Q. What are the different types and uses of delay line in CRO?
Why is a delay line used in the vertical section of the oscilloscope?
Sol. All electronic circuitry in the oscilloscope (attenuators, amplifiers, pulse shapers, generators and indeed the circuit wiring itself) causes a certain amount of time delay in the transmission of signal voltages to the deflection plates. Almost all of this delay is created in circuits that switch, shape or generate. Comparing the vertical and horizontal deflection circuits in the oscilloscope block diagram of. We observe that the horizontal signals (time base, or sweep voltage) is initiated, or triggered by a portion of the output signal applied to the vertical CRO plates. Signal processing in the horizontal channel consists of generating and shaping a trigger pulse (trigger pick off) that starts the sweep generator, whose output is fed to the horizontal amplifier and then to the horizontal deflection plates. This whole process takes time on the order of 80 ns. To allow the operator to observe the leading edge of the signal waveform, the signal drive for the vertical CRT plates must therefore be delayed by at least the same amount of time.
This is the function of the vertical channel, so that the signal voltage to the CRT plates is delayed by 200 ns and the horizontal sweep is started prior to the vertical deflection as shown.
Although the delay line can appear almost any where along the vertical signal path, the trigger pickoff must precede the delay line. There are basically two kinds of delay line the lumped-precede the delay line and the distributed-parameter delay line.
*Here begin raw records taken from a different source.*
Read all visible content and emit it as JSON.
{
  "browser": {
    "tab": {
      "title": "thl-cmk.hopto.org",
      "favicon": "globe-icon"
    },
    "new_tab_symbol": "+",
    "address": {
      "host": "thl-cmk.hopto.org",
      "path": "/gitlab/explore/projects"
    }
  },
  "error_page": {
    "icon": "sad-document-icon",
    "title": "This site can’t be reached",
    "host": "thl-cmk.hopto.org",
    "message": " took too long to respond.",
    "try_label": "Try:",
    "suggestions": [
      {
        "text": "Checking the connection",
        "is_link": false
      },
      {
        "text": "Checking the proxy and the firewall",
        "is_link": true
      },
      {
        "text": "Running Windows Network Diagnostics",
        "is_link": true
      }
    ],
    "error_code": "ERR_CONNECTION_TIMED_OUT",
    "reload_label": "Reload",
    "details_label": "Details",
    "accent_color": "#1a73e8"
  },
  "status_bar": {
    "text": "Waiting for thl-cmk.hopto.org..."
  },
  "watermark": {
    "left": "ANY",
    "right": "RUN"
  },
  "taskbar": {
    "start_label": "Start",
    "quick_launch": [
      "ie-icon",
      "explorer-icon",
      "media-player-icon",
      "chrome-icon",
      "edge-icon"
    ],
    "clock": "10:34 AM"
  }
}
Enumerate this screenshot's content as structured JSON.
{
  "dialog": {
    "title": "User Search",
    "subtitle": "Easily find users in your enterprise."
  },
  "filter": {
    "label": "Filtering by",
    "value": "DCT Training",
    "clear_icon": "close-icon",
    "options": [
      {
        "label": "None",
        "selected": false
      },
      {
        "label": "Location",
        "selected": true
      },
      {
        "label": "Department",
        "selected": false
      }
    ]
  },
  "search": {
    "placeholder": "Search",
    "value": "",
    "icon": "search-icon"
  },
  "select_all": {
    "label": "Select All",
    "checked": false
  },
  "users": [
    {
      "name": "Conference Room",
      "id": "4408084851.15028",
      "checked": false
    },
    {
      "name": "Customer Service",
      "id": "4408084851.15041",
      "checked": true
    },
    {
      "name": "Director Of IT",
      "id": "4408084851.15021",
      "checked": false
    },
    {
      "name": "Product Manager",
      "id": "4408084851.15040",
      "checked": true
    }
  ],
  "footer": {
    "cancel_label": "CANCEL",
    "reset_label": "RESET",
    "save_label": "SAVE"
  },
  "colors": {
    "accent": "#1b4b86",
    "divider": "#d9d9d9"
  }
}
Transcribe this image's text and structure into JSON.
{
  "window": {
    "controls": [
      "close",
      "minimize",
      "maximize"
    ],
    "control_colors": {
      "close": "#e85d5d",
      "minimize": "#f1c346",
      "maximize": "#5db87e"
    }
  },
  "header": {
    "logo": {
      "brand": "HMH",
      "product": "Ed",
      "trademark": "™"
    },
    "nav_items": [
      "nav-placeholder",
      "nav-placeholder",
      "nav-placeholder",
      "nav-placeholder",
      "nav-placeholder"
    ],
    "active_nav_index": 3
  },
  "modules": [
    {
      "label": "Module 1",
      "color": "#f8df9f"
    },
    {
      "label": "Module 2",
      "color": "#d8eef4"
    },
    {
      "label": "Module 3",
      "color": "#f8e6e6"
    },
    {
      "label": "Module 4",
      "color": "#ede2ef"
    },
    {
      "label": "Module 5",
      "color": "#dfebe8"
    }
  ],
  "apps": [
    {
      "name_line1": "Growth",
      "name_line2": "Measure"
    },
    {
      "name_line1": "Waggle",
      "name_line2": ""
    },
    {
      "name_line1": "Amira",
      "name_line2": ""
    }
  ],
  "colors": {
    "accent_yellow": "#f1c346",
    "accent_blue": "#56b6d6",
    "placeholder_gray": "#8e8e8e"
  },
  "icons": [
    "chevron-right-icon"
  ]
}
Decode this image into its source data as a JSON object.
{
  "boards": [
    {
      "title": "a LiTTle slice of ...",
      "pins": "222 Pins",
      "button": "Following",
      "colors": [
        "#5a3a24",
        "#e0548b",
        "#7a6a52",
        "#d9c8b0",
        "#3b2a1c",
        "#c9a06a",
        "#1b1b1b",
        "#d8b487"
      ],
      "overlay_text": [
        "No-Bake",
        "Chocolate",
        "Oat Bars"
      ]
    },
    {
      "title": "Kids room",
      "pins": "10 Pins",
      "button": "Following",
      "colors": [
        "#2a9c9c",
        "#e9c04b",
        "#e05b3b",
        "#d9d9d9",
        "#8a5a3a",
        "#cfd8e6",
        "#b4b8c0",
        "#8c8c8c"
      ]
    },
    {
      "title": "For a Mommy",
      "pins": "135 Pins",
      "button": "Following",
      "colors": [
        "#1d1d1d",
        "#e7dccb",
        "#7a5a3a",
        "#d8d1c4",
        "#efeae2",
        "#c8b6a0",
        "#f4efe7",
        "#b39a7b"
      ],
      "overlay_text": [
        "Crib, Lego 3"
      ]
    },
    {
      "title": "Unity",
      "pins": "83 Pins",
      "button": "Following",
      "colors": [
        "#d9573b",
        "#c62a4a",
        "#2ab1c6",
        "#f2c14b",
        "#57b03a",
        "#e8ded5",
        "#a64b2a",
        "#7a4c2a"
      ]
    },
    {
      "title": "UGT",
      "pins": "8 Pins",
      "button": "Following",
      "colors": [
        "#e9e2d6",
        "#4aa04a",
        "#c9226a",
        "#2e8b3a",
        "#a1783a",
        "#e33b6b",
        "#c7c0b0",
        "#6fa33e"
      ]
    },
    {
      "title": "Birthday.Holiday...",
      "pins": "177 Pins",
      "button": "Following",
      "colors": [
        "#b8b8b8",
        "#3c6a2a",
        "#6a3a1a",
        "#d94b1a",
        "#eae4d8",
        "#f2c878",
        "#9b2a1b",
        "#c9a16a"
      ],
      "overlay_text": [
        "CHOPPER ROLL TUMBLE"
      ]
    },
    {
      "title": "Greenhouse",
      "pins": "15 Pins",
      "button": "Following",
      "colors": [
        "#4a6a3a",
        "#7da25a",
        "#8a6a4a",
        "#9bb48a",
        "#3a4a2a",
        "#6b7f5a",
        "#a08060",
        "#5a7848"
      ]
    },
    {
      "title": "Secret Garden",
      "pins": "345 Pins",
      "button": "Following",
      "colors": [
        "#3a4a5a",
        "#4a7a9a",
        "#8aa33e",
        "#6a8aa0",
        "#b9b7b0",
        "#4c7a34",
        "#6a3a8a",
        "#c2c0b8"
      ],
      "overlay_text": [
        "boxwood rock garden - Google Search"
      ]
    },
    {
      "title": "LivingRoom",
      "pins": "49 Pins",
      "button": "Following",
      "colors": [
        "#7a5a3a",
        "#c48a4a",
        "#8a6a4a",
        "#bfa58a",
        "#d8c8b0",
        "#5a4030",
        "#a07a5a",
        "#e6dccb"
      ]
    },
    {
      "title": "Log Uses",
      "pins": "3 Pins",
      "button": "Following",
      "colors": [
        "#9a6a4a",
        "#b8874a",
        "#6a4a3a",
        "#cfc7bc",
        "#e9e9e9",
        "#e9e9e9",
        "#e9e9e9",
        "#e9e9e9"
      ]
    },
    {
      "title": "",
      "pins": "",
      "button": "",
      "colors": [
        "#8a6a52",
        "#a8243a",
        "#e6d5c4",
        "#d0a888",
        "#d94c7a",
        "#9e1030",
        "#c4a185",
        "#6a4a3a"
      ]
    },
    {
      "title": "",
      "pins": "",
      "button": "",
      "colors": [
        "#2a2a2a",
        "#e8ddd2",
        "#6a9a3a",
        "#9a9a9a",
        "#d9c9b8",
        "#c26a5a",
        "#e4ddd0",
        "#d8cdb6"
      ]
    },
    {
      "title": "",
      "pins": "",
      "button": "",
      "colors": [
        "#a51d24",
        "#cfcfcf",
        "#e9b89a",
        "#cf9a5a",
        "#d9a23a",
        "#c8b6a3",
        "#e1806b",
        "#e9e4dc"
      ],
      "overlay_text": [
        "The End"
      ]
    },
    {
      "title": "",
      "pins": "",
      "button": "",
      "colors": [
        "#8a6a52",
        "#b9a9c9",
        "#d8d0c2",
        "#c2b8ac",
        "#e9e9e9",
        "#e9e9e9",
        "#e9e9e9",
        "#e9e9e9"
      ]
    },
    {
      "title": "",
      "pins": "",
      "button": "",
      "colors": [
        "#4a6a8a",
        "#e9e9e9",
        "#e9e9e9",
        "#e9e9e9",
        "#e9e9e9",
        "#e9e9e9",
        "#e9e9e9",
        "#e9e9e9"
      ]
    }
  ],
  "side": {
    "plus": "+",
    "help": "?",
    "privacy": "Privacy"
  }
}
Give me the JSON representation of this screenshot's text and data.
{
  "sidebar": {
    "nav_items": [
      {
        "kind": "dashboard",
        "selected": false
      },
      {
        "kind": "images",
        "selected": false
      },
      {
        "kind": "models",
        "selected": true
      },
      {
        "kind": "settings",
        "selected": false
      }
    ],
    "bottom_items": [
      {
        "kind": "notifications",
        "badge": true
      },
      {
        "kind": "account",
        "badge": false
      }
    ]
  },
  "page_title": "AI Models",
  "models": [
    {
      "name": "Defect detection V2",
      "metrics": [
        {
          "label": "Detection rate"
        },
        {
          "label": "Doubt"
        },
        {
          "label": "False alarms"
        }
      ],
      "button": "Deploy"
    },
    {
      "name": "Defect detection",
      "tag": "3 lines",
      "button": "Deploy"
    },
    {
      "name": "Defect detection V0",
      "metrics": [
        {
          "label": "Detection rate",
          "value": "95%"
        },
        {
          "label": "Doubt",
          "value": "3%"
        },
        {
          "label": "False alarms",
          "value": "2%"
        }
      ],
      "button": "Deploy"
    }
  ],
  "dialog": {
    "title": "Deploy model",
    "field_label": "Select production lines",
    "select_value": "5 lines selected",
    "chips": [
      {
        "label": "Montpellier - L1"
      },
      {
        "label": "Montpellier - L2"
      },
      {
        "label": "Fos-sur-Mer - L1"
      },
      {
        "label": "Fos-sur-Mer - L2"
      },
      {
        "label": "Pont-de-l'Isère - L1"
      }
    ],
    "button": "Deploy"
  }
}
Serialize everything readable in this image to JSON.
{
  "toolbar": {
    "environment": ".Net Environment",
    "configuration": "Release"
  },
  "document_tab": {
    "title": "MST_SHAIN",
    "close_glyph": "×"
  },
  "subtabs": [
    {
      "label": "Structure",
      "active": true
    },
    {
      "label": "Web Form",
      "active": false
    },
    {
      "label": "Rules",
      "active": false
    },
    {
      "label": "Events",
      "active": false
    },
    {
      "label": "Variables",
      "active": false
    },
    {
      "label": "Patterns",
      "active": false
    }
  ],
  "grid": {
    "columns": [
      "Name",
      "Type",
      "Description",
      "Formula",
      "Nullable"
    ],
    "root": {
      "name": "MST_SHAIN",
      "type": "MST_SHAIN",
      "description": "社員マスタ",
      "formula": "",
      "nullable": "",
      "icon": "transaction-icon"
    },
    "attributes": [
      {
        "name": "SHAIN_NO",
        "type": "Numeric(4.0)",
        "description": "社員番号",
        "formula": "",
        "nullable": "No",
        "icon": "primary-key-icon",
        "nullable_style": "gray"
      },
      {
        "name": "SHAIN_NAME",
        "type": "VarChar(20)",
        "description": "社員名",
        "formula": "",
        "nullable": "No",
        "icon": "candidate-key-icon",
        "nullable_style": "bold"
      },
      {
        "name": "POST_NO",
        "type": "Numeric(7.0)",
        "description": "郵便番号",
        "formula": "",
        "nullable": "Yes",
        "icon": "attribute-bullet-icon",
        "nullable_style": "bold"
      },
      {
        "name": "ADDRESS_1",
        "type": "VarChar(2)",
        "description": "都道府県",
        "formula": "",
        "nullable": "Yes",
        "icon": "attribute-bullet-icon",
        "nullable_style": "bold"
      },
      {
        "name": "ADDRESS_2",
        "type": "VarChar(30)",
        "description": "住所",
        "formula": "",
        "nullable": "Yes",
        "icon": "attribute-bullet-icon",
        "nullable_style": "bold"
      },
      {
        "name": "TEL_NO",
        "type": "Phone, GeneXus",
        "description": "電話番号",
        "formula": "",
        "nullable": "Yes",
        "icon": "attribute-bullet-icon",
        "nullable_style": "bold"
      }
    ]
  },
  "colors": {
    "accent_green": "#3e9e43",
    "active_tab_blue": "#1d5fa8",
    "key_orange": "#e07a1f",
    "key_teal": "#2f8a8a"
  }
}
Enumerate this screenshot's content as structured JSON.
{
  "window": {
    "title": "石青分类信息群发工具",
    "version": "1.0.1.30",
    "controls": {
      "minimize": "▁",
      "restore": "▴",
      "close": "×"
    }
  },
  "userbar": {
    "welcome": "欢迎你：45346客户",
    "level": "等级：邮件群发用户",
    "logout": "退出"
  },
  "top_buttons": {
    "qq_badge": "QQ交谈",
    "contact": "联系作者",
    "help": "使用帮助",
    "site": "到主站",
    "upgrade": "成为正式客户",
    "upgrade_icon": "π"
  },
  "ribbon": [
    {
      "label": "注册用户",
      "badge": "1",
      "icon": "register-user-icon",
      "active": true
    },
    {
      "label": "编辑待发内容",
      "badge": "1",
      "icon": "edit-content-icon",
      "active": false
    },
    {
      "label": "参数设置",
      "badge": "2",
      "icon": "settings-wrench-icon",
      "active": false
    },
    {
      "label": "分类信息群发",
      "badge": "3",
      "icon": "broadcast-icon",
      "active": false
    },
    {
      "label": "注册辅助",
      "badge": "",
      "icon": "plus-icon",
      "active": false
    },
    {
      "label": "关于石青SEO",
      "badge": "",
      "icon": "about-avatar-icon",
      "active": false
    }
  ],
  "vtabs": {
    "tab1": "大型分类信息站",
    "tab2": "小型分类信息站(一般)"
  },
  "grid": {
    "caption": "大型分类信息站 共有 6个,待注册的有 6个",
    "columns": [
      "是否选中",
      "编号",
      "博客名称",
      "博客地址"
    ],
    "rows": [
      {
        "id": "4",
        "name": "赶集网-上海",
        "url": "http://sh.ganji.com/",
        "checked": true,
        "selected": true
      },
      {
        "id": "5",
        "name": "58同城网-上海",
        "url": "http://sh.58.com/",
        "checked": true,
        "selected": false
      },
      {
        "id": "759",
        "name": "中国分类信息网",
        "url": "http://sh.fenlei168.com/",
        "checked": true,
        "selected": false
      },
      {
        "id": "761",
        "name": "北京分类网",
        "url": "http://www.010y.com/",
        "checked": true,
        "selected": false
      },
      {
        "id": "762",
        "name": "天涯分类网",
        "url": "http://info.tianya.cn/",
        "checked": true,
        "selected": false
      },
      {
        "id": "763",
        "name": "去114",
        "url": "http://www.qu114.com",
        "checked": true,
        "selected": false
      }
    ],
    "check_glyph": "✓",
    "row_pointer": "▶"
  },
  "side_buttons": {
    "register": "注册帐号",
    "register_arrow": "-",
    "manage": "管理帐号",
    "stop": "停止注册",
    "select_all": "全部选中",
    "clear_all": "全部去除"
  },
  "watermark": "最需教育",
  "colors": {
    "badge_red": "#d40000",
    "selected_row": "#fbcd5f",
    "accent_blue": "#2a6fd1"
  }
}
Lumped-parameter Delay Line: The lumped-parameter delay line consists of a number of cascaded symmetrical LLC networks, such as the so called T-section of fig.
If the T-section is terminated in its characteristic impedance then, by definition, the impedance looking back into the input terminals is also This condition of termination gives the T-section the characteristics of a low-pass filter whose attenuation and phase shift are a function of frequency and whose passband is defined by the frequency range over which the attenuation is zero. The upper limit of the passband is called the cut off frequency of the filter, given by
If the spectrum of input signal V, consists of frequency much less than the cutoff frequency, output signal will be a faithful reproduction of but delayed by a time.
A number of T sections, cascaded into a so called lumped-parameter delay line, increase the total delay time to.
Where n is the number of cascaded T-sections. Because of the sharp cutoff frequency of the lumped-parameter delay line, amplitude and phase. Distortions become a problem when the frequency of the input signal increases.
The application of a step-voltage input example, which contains high-frequency components (odd harmonics), causes an output voltage that suffers from transient response distortion in the form of overshoot and ringing, as shown in.
The kind of response can be improved to more closely resemble the original step voltage input by modifying the design of the filter sections into, for example, m-derived sections. The m-derived section is a popular circuit that used mutual coupling between the two inductors of the T-section. It is important to match the delay line as closely as possible to its characteristic important to match the delay line as closely as possible to its characteristic impedance at both input and output ends. This requirement often leads to complex termination circuitry in an effort to optimize the balance between amplitude and phase distortion and to obtain better transient response.
A practical delay line circuit in an oscilloscope is driven by a push-pull amplifier and then consists of a symmetrical arrangement of cascaded filter section as in fig.
Optimum response of the delay line requires precise proportioning of the L and C components in each section; the variable capacitors must be carefully adjusted to be effective.
Distributed Parameter Delay Line: The distributed parameter delay line consists of a specially manufactured coaxial cable with a high value of inductance per unit length. For this type of delay line, the straight center conductor of the normal coaxial cable is replace with a continuous coil of wire, wound in the form of a helix on a flexible inner core. To reduce eddy currents, the outer conductor is usually made of braided insulated wire, electrically connected at the ends of the cable. Construction details are shown schematically in fig.
The inductance of the delay line is produced by the inner coil and it equals that of a solenoid with n turns per meter. The inductance can be increased by winding the helical inner conductor on a ferromagnetic core, which has the effect of increasing the delay time t and the characteristic impedance Z, The capacitance of the delay line is that of two coaxial cylinders separated by a polyethylene dielectric. The capacitance can be increased by using a inner dielectric spacing between the inner and outer conductors. Typical parameters for a helical, high-impedance delay line are Z=1,000and ns/m. The coaxial delay line is advantageous because it does not require the careful adjustment of a lumped-parameter line and it occupies much less space.